What to produce >> Lift out each line of the data that holds "cost".

[Opening Supplied data section]

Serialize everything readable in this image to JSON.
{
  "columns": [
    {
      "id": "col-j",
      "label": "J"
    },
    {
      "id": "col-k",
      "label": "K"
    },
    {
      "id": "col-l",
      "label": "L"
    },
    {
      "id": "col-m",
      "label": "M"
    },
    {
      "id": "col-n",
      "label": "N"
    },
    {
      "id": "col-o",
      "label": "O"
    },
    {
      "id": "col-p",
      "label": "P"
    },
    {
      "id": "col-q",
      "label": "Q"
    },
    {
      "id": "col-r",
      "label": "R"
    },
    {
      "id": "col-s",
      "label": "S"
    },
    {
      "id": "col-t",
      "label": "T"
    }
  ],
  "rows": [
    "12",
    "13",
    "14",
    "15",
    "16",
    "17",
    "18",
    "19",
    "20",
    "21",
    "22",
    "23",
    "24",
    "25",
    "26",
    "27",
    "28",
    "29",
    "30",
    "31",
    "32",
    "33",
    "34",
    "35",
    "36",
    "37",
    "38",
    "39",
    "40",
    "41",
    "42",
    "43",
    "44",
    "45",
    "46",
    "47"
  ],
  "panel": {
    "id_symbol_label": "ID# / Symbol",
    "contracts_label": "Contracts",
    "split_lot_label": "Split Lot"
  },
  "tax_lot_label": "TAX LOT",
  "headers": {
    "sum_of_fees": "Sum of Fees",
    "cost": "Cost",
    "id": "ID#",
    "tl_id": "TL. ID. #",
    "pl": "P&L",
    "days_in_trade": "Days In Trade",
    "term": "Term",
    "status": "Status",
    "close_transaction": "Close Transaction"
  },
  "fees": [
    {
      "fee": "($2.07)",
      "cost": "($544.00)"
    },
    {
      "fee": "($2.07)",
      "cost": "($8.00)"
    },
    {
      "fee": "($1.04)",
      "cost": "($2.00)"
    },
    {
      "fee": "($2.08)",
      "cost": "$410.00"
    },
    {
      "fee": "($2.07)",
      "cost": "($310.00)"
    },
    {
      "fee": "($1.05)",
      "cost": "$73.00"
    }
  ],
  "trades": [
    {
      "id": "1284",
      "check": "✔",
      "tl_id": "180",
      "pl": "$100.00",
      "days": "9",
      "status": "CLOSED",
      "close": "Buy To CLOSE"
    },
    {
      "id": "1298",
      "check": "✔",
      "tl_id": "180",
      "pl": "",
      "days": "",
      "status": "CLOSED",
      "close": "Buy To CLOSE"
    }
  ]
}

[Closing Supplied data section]

Solution for this problem >>
    "cost": "Cost",
      "cost": "($544.00)"
      "cost": "($8.00)"
      "cost": "($2.00)"
      "cost": "$410.00"
      "cost": "($310.00)"
      "cost": "$73.00"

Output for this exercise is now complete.